All for Love

May 30, 1927 

murdersuicideThe troubled love affair between New York showgirl Evelyn Tatum and her estranged husband, artist Lawrence Mueller came to a violent end this morning at the Rosegrove Hotel at 532 S. Flower St.  Reunited for "one last week of happiness" before separating, Mueller strangled his bride while "All for Love" played on the phonograph, then hung himself with the hotel bedspread.  The events leading up to the tragedy were revealed through the stack of correspondence found alongside their bodies in the hotel room.rosegrovehotel

The couple met in Denver, quickly wed, and moved to El Centro where Mueller was employed as an artist for a sign company.  Tatum found life in El Centro stifling, and left Mueller for Los Angeles after two months of married life.  She was immediately cast as the lead in a Shelly Players Theater in Huntington Park, and was set to begin work ten days later.  Upon hearing Tatum’s news, Mueller sent a wire addressed to "My Golden Girl" that read, "Received you wire and at first I rejoiced with you.  It seemed that the solution to all our troubles was found and that at last we could be happy together."
However, Mueller began to overanalyze the situation, and concluded that since he would work days, and she nights, it was only a matter of time before another man seduced her.  "The first one that did, there would be another murder," he concluded, and wired that it would be best to "take myself out of the picture."

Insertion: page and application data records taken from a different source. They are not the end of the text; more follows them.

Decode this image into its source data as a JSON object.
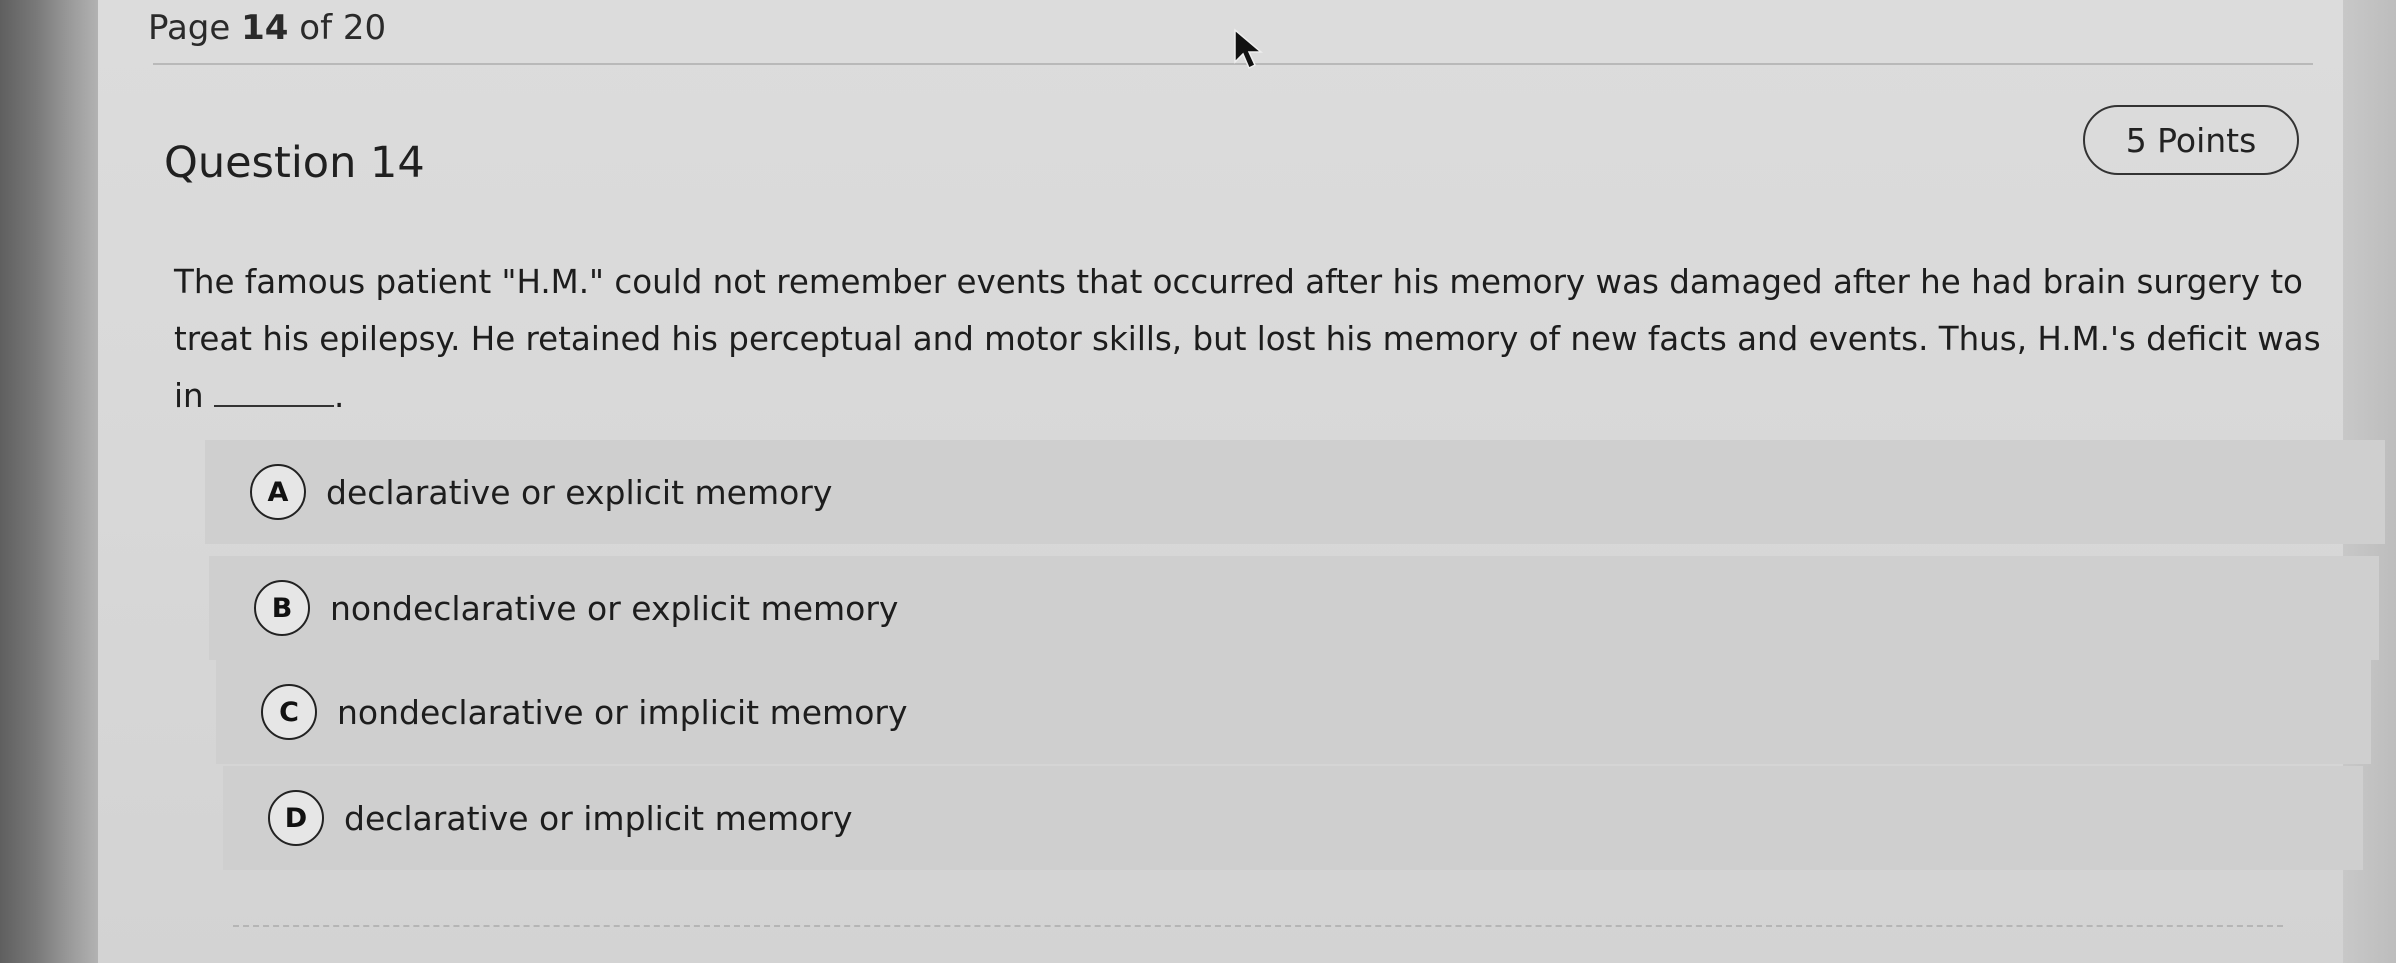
{
  "page": {
    "label_prefix": "Page",
    "current": "14",
    "of_text": "of 20"
  },
  "question": {
    "title": "Question 14",
    "points": "5 Points",
    "text_line1": "The famous patient \"H.M.\" could not remember events that occurred after his memory was damaged after he had brain surgery to",
    "text_line2": "treat his epilepsy. He retained his perceptual and motor skills, but lost his memory of new facts and events. Thus, H.M.'s deficit was",
    "text_line3_start": "in",
    "text_line3_end": "."
  },
  "options": [
    {
      "letter": "A",
      "label": "declarative or explicit memory"
    },
    {
      "letter": "B",
      "label": "nondeclarative or explicit memory"
    },
    {
      "letter": "C",
      "label": "nondeclarative or implicit memory"
    },
    {
      "letter": "D",
      "label": "declarative or implicit memory"
    }
  ],
  "icons": {
    "cursor": "mouse-pointer-icon"
  }
}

Tatum apparently agreed wholeheartedly, writing back: "It is best you forget the past two months and me.  Go alone to Chicago.  Have new friends and work.  We both realize for the present we cannot have happiness together.  We tried and I alone failed… Sorry."  Upon receiving this missive, the passionate Mueller raced to Los Angeles where he and Tatum were briefly reunited.  However, when it became clear that a reconciliation was not in the cards, Mueller killed her.

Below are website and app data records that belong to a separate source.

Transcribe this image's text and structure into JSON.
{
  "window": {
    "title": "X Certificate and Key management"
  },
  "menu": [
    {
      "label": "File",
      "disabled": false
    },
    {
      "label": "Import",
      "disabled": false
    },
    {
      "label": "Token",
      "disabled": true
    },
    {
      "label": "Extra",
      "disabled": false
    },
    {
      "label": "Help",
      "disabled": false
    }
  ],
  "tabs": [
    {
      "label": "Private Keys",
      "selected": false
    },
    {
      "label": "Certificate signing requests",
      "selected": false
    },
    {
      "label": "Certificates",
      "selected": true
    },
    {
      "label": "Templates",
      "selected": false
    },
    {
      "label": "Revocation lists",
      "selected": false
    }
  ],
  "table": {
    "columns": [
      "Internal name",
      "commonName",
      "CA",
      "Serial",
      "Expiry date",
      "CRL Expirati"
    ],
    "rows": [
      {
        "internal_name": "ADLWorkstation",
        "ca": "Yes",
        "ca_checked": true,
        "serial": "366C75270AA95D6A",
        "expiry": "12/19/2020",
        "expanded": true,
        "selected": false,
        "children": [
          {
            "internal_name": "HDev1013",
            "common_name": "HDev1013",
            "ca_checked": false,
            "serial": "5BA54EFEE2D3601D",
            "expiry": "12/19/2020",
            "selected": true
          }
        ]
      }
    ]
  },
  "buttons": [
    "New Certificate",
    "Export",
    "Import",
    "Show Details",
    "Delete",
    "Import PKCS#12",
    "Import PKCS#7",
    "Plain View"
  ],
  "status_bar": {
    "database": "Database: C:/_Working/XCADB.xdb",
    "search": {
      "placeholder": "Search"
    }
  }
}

The hotel maid found Tatum sprawled across the bed in a filmy pink nightgown, and Mueller’s nude body hanging from the closet door lintel.  Their parents later claimed the bodies.

Eye of a Needle

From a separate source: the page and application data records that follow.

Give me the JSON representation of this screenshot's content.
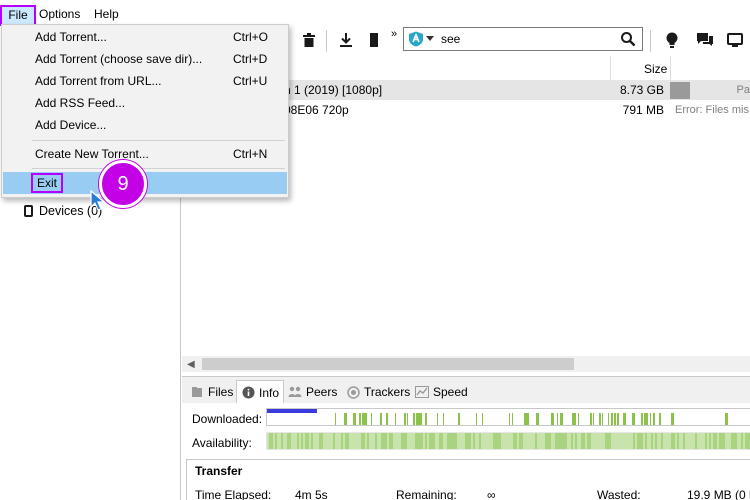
{
  "menubar": {
    "items": [
      {
        "label": "File"
      },
      {
        "label": "Options"
      },
      {
        "label": "Help"
      }
    ]
  },
  "file_menu": {
    "items": [
      {
        "label": "Add Torrent...",
        "shortcut": "Ctrl+O"
      },
      {
        "label": "Add Torrent (choose save dir)...",
        "shortcut": "Ctrl+D"
      },
      {
        "label": "Add Torrent from URL...",
        "shortcut": "Ctrl+U"
      },
      {
        "label": "Add RSS Feed...",
        "shortcut": ""
      },
      {
        "label": "Add Device...",
        "shortcut": ""
      },
      {
        "label": "Create New Torrent...",
        "shortcut": "Ctrl+N"
      },
      {
        "label": "Exit",
        "shortcut": ""
      }
    ]
  },
  "step_marker": {
    "number": "9",
    "color": "#c300e6"
  },
  "search": {
    "value": "see"
  },
  "sidebar": {
    "devices_label": "Devices (0)"
  },
  "torrent_list": {
    "columns": {
      "size": "Size"
    },
    "rows": [
      {
        "name": "n 1 (2019) [1080p]",
        "size": "8.73 GB",
        "status": "Pa"
      },
      {
        "name": "08E06 720p",
        "size": "791 MB",
        "status": "Error: Files mis"
      }
    ]
  },
  "details": {
    "tabs": [
      {
        "label": "Files"
      },
      {
        "label": "Info"
      },
      {
        "label": "Peers"
      },
      {
        "label": "Trackers"
      },
      {
        "label": "Speed"
      }
    ],
    "downloaded_label": "Downloaded:",
    "availability_label": "Availability:",
    "transfer_title": "Transfer",
    "time_elapsed_label": "Time Elapsed:",
    "time_elapsed_value": "4m 5s",
    "remaining_label": "Remaining:",
    "remaining_value": "∞",
    "wasted_label": "Wasted:",
    "wasted_value": "19.9 MB (0 h"
  },
  "colors": {
    "highlight": "#b300ff",
    "menu_selected": "#99ccf3",
    "piece_done": "#8bc34a"
  }
}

May 2, 1907
Los Angeles

Wealthy real estate mogul Russel C. Carter, 939 Denver Avenue, was at 74 in the winter of his years, though comfortably retired. Despite his vast holdings he brooded over ailments real and imagined and obsessed over the idea he would become helpless, an issue he confided only to his son, Spring Street haberdasher Norman Carter.

So, when his wife left the house to-day to go about her day’s business, R. C. barricaded himself in the barn, secured a rope to both a beam and his neck, and leaped off a stairway. When Mrs. Carter returned at 6:30, the patriarch nowhere to be found, neighbors were enlisted to break down the barn door, where she found her husband still swinging.

She was prostrated with grief and is now under the care of physicians at son Norman’s home at 3616 Flower Street.

While there is much to say about the moneyed class and their admirable relationship to self-determination, this writer merely wishes to send his condolences to the family of an Angeleno with vision.